▸ **Exercise inputs**
━━━━━━━━━━

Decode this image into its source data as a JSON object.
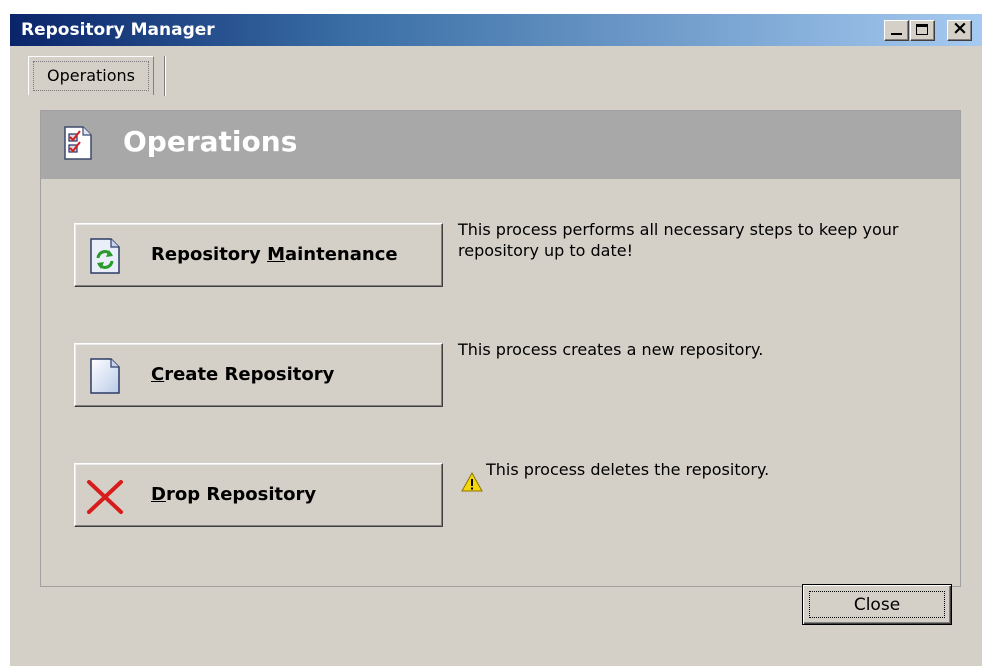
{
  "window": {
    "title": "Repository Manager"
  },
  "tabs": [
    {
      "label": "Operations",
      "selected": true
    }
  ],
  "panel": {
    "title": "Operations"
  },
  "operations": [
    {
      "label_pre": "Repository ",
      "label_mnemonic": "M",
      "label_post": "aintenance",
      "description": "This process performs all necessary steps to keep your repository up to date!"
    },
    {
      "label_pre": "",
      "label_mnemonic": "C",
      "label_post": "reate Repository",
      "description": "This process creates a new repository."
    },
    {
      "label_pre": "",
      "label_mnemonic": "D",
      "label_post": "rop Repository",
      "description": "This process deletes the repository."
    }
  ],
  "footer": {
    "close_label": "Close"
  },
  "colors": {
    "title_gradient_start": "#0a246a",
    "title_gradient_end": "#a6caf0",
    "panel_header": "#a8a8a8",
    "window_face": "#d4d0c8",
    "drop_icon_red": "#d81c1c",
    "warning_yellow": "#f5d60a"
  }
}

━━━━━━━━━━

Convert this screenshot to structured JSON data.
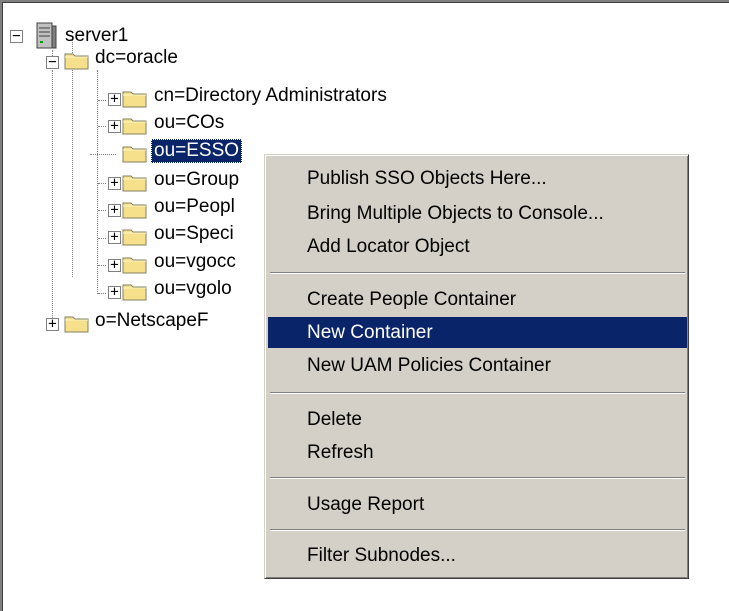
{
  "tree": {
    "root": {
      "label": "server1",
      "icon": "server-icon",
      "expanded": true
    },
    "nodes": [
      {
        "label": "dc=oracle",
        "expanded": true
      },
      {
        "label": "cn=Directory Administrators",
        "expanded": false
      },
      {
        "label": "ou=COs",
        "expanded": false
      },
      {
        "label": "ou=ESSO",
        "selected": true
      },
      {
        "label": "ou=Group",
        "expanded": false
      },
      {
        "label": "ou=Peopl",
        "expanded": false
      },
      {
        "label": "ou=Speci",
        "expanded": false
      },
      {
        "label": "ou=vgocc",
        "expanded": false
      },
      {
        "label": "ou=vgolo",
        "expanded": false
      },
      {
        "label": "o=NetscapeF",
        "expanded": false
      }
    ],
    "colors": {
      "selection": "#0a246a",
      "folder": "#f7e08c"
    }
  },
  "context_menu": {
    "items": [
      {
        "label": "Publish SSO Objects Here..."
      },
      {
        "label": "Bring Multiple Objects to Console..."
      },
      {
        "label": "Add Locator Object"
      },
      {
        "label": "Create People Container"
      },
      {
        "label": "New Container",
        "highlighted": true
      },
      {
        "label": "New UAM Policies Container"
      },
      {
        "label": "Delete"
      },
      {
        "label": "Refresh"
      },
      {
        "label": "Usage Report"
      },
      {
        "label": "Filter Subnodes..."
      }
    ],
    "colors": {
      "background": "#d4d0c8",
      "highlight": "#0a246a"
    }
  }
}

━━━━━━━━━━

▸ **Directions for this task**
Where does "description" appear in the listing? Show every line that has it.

▸ **Response area**
      "description": "This process performs all necessary steps to keep your repository up to date!"
      "description": "This process creates a new repository."
      "description": "This process deletes the repository."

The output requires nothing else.